Like Eden, which it resembles in other ways, Valderrama is a bit underpopulated. The club has 432 members, and they live on several continents. On a clear, warm afternoon, I sit on the terrace looking out over the oak-studded eighteenth fairway, and during a long lunch and a chat with a member, I see exactly no one on the course.
My companion explains that his friends like things just as they are: "This club wasn't founded so that people could crowd one another." In the clubhouse, luxury awaits anyone who shows up, the tables aglitter with glassware, and in the lounge, a little cart, which once trucked grain around an Andalusian barn, now bears calvados and cognac and a humidor full of Montecristos, Davidoffs, Partagas.
Things won't be so quiet on November fourth, when some sixty-five of the best players in the world convene at Valderrama for the third and final leg of the 1999 World Golf Championship. They'll compete for five million dollars in prize money (with a million going to the winner) on a course generally considered the finest in Europe. With its meticulously maintained fairways and flawless greens, its rolling terrain and long Mediterranean views, it's a place of serene beauty. Very occasionally, serenity can turn into acute distress, as the 1997 Ryder Cup team discovered when winds picked up. But even without winds, some ingenious and controversial design decisions can complicate your game.

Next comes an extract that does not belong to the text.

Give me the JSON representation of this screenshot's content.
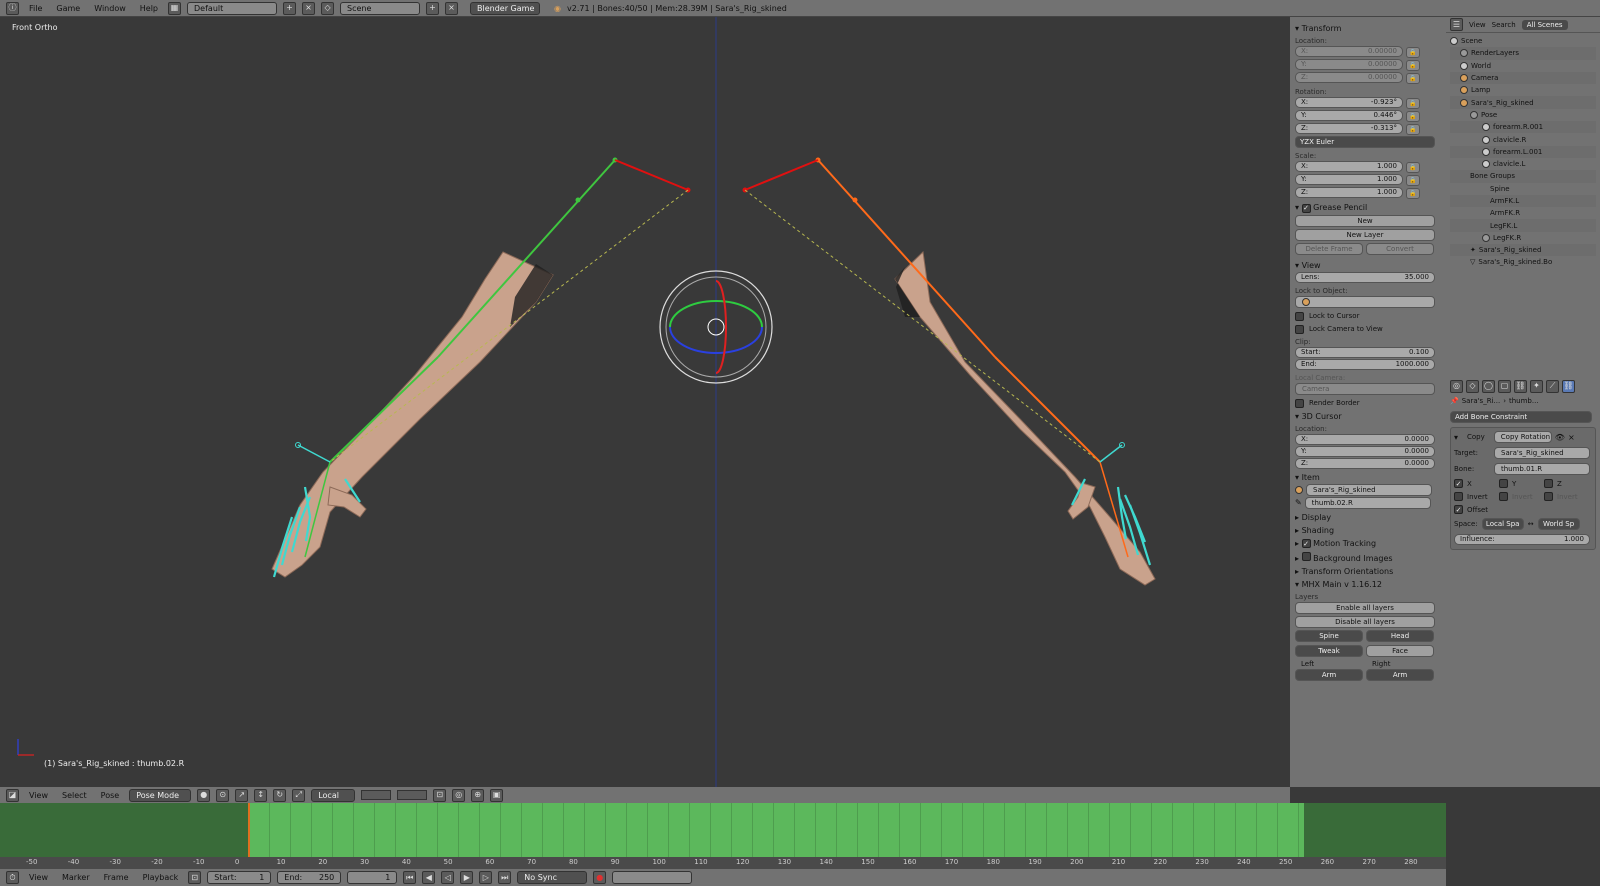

Valderrama is clearly the jewel of Spain's Costa del Sol, though it's scarcely alone. Thirty-nine courses dot the shoreline of this beautiful corner of the Mediterranean, which a local magazine calls the "Costa del Golf." You can put together a memorable campaign here: La Cala, San Roque, Sotogrande. The chances are that golf will exhaust you before you exhaust it. No matter, because then you will want to go in search of Andalusia.
Andalusia contains the Costa del Sol and much more as well--the inland cities of Seville, Córdoba, Granada and the little white-washed towns of the hills (the pueblos blancos), parched, rocky mountains and green river valleys and much of Spain's history. Andalusia is the place where thosepostcard images of Spain, bullfighting and flamenco, began and where they live on. It's the birthplace of much of Spain's genius as well, including, in this century, Lorca and Picasso.
You might as well begin where you are: on the luxurious coastline. The recent development of the Costa del Sol is ritualistically lamented. There is much to dismay but little to shock an American traveler, unless he is remembering the "undiscovered" (and impoverished) coastline that could be found here as recently as the sixties. It is mostly the sun-hungry Britis h who have effected the change, which happened quickly enough that the occasional peasant farm can be seen among the billboards. The place now evokes a nascent southern California, with its sere hills and slightly frantic traffic--monumental nature meeting monumental commerce.